» **Task directions**: Copy every line from the data below in which the string "FASTag" can be found.

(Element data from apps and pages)
<<<<
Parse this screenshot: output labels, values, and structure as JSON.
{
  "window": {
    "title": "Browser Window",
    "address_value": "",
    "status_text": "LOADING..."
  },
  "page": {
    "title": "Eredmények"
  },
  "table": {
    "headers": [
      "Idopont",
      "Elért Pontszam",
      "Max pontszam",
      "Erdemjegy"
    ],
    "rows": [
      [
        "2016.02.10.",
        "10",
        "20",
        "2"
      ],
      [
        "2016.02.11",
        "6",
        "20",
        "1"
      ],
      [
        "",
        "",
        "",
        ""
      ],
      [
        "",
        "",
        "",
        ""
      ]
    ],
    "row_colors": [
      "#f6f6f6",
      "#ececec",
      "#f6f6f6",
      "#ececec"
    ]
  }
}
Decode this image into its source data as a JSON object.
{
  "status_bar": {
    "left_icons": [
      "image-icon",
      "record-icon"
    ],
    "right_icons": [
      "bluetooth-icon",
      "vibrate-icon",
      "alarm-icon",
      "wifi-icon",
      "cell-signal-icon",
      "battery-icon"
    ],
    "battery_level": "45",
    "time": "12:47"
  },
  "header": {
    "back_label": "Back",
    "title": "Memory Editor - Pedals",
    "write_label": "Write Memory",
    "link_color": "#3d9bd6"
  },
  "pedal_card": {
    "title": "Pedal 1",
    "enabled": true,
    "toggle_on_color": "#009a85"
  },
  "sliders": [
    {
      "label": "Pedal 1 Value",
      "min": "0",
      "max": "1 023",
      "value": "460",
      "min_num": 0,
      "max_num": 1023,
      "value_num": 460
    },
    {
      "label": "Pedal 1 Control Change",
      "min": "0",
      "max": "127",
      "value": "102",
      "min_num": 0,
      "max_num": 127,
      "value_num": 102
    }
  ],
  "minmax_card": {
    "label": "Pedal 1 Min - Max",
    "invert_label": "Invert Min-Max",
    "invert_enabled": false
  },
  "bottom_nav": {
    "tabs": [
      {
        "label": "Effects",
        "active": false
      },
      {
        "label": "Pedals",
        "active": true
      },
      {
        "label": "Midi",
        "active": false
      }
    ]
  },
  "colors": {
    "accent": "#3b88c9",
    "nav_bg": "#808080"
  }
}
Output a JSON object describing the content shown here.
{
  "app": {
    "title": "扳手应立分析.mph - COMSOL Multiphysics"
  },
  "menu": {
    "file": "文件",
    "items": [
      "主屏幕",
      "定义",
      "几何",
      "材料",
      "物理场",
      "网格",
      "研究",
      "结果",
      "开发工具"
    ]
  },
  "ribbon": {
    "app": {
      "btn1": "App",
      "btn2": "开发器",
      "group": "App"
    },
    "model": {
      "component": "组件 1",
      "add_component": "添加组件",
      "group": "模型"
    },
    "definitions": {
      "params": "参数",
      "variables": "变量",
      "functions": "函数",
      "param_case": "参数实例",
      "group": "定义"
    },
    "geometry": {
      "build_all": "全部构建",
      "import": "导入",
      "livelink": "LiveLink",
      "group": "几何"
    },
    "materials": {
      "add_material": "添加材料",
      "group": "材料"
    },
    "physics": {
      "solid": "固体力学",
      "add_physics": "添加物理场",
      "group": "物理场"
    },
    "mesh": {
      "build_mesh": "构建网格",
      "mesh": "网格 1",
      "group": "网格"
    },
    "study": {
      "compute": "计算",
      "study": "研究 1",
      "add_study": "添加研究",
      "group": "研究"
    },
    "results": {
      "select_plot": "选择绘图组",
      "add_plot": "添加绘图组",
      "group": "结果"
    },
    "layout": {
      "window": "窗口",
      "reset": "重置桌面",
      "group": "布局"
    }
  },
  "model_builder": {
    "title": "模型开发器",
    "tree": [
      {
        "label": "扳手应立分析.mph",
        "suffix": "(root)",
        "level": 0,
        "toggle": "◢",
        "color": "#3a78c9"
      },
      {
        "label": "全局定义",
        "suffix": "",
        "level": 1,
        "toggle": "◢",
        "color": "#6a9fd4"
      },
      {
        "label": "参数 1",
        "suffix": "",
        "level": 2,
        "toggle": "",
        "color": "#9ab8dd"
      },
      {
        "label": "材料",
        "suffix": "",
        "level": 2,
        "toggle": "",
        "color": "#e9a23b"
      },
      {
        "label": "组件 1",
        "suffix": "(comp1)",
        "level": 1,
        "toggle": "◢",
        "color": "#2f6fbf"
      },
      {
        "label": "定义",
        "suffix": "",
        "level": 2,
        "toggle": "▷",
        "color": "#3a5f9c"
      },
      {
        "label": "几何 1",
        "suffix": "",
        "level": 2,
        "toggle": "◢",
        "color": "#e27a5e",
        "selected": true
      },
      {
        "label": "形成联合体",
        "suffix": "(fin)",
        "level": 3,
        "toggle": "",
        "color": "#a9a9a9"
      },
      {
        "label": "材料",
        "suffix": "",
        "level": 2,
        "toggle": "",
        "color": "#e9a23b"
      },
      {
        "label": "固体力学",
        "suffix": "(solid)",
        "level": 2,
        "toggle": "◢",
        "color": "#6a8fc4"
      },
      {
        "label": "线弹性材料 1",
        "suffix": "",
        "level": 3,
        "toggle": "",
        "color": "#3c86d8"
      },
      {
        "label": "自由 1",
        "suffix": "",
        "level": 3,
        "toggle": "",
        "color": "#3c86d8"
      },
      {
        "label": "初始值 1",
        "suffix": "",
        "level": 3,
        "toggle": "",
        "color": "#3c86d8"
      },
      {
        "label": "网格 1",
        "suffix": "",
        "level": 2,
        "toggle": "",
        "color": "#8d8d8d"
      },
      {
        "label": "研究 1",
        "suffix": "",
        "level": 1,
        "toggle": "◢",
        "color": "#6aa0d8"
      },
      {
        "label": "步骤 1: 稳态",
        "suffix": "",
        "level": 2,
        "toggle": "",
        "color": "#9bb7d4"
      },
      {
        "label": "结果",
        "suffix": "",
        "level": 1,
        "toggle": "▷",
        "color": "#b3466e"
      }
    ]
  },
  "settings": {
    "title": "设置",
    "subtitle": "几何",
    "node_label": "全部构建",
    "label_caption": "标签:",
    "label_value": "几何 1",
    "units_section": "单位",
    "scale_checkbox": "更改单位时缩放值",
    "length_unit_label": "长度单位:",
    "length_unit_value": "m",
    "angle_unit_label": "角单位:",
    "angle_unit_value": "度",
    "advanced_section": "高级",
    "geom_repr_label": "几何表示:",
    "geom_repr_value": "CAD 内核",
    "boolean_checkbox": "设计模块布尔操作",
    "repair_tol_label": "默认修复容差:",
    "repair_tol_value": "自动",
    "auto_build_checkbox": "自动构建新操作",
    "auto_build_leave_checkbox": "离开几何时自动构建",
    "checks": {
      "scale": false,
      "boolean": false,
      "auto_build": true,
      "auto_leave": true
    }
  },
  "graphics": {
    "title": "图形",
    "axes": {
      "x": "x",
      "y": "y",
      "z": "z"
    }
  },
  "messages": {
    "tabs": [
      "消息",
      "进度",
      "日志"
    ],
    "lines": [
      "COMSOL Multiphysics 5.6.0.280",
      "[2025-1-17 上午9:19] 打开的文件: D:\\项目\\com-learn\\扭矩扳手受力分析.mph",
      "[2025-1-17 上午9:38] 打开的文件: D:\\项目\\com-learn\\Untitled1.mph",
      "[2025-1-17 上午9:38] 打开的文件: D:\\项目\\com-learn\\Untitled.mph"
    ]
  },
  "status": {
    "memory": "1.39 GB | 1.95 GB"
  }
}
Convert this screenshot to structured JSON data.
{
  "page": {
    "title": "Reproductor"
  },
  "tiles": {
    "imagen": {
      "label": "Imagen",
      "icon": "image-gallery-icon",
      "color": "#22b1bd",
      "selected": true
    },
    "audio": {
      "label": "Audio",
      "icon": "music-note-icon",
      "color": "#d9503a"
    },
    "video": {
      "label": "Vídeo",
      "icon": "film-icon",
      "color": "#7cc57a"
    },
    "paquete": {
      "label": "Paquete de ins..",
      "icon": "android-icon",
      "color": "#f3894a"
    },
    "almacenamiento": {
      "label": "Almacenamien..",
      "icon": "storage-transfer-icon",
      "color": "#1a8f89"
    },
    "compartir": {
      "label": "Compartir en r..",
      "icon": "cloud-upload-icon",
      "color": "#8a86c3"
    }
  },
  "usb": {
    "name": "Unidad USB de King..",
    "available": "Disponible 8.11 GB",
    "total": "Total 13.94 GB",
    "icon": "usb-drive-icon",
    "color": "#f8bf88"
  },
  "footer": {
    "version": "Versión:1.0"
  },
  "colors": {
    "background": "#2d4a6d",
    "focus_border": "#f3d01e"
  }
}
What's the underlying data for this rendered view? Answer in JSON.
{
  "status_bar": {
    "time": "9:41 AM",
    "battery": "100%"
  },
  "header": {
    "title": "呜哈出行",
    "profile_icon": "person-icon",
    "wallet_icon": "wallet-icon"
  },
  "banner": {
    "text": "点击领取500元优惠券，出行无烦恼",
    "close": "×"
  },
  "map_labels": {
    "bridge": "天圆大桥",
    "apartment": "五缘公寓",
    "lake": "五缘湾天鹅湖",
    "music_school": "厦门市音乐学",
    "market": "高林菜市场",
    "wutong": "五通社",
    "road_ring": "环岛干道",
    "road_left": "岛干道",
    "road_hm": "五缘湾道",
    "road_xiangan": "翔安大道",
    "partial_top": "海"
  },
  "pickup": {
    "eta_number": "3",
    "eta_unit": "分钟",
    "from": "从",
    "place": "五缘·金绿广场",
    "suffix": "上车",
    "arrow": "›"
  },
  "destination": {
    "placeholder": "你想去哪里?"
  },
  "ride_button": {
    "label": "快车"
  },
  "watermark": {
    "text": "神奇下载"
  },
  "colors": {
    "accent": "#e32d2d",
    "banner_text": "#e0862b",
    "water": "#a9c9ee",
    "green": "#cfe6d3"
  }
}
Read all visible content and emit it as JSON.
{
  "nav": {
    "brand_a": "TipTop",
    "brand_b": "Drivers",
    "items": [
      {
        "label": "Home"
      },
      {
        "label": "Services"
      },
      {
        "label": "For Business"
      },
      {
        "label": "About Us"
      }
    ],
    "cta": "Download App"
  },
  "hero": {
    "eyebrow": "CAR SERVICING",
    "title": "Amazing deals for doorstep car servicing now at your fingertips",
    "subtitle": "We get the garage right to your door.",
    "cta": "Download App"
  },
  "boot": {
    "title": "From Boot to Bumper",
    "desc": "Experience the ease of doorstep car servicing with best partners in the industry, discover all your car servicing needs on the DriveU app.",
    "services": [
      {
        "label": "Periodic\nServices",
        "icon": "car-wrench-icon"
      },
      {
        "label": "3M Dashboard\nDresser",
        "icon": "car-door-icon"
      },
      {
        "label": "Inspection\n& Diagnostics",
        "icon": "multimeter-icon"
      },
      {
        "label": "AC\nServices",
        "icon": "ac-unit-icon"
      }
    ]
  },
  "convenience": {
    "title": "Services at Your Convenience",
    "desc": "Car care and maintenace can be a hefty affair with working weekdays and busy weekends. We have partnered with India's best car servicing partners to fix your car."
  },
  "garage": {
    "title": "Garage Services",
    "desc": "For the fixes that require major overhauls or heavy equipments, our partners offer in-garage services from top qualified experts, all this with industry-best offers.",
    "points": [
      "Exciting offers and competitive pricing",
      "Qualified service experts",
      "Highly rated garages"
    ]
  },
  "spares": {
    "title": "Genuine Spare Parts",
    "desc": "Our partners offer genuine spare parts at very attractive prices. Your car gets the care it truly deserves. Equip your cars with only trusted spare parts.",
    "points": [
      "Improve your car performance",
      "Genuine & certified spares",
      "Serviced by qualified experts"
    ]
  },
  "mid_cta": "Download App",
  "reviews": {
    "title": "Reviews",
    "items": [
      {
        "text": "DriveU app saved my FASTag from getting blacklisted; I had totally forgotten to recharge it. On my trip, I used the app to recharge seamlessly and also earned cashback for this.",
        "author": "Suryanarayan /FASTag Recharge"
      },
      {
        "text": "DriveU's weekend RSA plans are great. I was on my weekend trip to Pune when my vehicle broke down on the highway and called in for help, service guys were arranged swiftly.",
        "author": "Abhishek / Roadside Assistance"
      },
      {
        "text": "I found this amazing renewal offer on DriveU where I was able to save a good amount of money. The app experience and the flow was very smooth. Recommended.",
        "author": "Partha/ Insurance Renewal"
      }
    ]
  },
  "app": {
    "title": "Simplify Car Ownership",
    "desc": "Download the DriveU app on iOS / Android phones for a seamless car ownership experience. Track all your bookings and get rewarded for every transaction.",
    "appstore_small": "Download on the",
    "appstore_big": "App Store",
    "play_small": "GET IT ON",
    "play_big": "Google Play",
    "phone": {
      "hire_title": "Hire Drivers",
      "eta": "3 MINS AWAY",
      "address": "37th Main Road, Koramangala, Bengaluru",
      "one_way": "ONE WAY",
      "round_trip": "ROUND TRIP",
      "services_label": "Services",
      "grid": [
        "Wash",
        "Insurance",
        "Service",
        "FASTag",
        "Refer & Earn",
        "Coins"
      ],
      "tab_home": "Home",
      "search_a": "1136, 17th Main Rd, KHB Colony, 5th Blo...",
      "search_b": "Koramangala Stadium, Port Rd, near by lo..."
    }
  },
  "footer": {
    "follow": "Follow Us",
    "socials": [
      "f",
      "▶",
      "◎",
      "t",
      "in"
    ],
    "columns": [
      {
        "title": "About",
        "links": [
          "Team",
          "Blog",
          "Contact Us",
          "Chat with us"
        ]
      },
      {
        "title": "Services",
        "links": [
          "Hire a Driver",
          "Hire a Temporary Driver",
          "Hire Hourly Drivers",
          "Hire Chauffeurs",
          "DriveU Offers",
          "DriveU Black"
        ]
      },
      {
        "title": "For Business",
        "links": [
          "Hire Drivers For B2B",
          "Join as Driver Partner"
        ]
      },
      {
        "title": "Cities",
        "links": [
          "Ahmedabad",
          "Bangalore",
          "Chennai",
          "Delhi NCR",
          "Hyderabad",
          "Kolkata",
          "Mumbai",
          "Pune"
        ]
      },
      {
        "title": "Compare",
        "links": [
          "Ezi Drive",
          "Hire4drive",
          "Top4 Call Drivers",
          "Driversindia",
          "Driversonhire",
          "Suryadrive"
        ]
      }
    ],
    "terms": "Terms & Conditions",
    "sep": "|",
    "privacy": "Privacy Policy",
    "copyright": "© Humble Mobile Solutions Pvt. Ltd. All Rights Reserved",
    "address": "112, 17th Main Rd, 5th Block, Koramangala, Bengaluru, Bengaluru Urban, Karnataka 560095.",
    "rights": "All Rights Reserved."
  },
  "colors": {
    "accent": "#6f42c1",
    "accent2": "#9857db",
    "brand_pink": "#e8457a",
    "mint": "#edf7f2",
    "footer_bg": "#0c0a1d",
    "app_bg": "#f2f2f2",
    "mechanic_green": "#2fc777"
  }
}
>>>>
» **Problem solution**:
        "text": "DriveU app saved my FASTag from getting blacklisted; I had totally forgotten to recharge it. On my trip, I used the app to recharge seamlessly and also earned cashback for this.",
        "author": "Suryanarayan /FASTag Recharge"
        "FASTag",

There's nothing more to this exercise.